*What needs to be done*. Look for "likes" in each line of the records, and copy the lines that have it.

*Information supplied*.
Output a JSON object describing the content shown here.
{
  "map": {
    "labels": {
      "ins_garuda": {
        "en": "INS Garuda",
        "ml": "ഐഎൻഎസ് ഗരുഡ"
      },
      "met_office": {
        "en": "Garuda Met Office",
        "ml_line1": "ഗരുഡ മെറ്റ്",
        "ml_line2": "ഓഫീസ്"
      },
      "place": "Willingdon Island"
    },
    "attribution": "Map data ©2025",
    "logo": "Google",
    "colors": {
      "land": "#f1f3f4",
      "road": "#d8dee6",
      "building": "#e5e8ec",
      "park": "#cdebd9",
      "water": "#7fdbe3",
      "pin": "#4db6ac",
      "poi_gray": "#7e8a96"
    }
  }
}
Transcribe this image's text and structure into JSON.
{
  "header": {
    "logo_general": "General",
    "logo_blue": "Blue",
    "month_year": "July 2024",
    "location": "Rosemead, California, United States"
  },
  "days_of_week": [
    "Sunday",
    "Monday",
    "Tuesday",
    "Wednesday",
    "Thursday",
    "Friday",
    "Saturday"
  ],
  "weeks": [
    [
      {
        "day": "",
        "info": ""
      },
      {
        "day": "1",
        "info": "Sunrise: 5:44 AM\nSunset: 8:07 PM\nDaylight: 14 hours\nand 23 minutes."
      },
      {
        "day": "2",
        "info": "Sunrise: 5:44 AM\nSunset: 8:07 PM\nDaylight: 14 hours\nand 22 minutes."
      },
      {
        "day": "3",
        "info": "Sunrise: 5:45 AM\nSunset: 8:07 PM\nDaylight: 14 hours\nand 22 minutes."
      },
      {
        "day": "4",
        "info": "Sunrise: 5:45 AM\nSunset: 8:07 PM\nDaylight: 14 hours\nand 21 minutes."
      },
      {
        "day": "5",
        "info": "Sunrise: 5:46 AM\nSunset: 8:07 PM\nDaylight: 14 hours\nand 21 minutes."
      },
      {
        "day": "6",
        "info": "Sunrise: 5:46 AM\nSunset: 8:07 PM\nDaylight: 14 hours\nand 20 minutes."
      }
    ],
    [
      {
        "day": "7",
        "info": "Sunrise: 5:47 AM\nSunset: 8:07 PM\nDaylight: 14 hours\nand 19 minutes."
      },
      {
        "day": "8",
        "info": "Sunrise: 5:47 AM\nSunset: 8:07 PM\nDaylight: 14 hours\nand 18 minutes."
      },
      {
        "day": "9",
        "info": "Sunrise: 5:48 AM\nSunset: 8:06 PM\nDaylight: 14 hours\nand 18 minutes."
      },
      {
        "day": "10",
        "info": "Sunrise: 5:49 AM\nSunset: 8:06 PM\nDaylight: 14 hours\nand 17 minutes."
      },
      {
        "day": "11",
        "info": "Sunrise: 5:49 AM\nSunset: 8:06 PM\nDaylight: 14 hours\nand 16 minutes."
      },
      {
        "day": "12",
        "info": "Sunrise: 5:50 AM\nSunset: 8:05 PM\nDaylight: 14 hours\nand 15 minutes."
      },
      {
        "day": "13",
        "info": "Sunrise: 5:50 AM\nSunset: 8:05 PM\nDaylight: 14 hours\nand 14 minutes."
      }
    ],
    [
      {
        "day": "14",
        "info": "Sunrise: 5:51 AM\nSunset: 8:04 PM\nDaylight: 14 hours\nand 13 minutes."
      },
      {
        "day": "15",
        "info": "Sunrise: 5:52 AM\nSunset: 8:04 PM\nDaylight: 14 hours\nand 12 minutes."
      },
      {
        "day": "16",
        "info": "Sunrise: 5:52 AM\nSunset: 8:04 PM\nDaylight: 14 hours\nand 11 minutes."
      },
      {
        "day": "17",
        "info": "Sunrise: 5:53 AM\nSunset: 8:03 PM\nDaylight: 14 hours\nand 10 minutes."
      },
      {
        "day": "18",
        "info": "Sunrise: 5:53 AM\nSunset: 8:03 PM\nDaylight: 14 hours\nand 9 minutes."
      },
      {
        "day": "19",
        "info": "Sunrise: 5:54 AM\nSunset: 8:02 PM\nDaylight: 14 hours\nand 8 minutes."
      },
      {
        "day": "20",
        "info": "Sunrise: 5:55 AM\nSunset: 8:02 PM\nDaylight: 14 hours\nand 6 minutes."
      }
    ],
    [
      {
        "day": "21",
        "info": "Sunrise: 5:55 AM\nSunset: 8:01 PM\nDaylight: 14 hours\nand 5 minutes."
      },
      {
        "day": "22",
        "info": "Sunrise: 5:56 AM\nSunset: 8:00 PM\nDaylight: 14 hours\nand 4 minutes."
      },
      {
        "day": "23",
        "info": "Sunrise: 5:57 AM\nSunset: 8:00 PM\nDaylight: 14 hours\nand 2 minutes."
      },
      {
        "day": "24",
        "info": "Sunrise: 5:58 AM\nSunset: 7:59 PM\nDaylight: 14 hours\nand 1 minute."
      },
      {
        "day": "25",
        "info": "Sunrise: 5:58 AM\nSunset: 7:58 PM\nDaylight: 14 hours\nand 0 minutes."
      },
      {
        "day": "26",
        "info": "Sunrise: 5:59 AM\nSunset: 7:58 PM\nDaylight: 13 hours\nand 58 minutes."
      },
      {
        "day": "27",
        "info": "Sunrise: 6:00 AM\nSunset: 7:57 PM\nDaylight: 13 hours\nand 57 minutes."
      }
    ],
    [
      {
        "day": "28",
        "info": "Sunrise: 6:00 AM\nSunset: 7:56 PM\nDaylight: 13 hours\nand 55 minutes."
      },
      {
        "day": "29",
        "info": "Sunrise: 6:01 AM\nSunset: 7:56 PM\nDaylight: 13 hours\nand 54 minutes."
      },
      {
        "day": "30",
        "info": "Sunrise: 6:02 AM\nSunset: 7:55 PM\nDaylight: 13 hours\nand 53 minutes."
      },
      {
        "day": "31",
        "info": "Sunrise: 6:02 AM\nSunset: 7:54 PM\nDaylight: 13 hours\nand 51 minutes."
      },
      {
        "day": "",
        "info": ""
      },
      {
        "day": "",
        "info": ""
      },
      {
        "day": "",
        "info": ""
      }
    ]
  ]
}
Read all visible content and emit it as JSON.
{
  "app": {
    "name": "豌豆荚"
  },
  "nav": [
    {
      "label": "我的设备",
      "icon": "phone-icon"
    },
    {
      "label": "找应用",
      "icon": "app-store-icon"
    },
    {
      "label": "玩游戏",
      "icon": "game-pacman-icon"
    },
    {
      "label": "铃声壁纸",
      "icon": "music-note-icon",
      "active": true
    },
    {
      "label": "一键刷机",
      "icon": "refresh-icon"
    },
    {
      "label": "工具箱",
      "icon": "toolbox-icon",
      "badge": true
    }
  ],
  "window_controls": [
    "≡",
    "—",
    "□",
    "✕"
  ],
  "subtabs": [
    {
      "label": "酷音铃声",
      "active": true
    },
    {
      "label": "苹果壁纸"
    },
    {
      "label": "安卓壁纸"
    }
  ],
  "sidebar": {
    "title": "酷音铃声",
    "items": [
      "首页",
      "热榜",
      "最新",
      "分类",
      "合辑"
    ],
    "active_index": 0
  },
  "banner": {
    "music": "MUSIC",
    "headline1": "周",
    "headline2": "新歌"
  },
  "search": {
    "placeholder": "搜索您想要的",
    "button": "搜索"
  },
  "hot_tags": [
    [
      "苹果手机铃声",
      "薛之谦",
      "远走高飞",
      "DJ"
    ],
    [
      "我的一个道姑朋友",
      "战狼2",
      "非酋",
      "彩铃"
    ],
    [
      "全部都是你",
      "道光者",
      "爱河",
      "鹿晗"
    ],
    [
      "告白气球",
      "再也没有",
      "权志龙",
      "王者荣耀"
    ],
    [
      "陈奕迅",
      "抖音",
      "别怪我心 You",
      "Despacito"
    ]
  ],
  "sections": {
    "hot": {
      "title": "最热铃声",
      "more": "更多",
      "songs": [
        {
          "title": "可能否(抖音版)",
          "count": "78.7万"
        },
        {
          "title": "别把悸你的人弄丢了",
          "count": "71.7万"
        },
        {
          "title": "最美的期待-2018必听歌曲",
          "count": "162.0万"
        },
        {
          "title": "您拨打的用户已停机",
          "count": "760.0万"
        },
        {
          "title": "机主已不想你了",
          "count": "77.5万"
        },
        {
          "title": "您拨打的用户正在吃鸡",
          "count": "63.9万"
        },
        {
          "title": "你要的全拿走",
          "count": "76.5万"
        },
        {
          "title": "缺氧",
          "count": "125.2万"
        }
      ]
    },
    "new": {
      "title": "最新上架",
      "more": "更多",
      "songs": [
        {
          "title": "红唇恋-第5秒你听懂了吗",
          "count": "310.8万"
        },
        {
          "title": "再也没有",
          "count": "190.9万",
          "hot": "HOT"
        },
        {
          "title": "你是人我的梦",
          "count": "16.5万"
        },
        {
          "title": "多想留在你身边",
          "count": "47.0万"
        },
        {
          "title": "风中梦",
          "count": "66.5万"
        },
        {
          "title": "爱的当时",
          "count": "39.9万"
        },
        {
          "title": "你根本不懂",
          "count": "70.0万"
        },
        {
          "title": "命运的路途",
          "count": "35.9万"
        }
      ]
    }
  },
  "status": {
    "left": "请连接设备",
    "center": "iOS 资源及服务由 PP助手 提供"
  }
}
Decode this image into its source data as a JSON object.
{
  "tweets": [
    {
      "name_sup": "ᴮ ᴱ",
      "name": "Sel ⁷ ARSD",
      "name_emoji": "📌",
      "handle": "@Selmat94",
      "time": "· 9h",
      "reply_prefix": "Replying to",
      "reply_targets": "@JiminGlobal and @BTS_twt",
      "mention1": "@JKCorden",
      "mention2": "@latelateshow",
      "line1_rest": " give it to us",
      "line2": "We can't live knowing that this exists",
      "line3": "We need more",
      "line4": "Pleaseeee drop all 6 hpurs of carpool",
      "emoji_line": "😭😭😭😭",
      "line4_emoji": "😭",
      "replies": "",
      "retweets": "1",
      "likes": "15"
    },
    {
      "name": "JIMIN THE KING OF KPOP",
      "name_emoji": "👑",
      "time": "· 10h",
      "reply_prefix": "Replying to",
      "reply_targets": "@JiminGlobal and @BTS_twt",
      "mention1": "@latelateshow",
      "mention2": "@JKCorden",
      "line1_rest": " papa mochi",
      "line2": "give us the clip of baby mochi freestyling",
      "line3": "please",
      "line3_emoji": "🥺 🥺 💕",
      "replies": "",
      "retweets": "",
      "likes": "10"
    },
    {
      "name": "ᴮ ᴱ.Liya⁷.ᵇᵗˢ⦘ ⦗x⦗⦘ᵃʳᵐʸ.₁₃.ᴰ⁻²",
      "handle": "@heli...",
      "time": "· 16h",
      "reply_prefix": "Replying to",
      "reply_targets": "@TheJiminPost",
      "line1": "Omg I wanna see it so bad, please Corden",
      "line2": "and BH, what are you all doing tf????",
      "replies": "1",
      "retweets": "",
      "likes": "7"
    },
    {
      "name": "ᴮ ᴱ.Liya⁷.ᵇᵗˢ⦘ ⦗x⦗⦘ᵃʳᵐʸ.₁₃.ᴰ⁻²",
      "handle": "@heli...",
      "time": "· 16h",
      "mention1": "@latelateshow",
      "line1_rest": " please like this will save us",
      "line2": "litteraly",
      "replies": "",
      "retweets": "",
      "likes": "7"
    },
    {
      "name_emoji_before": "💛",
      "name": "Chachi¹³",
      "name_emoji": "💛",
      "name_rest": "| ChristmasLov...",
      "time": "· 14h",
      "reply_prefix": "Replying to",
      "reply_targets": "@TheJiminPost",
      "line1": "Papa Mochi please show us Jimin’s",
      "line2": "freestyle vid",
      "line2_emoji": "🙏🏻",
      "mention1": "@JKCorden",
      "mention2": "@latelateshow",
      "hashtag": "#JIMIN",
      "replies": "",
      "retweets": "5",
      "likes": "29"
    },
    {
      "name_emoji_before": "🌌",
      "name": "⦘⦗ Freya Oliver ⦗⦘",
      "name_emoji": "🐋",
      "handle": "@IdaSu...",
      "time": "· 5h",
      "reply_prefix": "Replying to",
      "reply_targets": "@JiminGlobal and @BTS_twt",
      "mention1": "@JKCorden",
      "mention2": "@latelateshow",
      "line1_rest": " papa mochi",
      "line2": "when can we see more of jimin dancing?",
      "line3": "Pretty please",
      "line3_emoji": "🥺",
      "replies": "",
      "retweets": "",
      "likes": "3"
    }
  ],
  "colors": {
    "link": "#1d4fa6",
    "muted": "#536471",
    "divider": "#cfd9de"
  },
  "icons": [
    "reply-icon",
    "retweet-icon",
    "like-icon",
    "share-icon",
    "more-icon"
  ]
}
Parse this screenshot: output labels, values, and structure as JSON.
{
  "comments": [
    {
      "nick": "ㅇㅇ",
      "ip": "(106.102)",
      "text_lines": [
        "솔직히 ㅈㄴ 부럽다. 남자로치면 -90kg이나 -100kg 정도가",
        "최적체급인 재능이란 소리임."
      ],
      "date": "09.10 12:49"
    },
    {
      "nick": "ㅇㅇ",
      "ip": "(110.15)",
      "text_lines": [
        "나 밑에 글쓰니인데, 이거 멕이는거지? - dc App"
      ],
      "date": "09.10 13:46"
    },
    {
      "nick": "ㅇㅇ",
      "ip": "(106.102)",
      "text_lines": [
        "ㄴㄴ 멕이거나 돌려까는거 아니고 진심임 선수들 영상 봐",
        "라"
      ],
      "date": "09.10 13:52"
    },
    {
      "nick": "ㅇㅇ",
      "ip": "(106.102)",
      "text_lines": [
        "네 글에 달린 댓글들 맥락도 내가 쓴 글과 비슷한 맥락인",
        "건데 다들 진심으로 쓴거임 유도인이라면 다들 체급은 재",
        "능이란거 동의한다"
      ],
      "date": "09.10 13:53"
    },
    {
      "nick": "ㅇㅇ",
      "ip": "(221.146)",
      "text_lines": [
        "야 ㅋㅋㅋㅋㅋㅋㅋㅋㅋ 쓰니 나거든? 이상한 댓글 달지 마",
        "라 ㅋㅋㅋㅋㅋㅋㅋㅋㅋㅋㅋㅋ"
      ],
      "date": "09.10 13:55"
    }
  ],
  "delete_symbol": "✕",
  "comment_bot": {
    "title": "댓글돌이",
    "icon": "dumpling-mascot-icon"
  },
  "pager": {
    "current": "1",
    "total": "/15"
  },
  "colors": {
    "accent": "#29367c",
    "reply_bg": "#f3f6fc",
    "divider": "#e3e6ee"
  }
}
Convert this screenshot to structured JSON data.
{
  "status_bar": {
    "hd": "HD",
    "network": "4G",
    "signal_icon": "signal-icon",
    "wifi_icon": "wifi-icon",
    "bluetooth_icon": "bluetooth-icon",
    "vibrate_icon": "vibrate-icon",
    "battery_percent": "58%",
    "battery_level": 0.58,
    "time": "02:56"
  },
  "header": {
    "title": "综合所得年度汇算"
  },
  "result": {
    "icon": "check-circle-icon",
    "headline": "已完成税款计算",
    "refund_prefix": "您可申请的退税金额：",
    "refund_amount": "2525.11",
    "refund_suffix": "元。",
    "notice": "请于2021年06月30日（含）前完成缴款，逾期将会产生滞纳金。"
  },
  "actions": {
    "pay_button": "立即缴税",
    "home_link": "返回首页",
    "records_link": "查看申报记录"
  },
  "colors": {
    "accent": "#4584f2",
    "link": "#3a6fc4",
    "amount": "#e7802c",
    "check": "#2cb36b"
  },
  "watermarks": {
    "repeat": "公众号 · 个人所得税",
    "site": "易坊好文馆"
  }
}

*Expected answer*.
      "likes": "15"
      "likes": "10"
      "likes": "7"
      "likes": "7"
      "likes": "29"
      "likes": "3"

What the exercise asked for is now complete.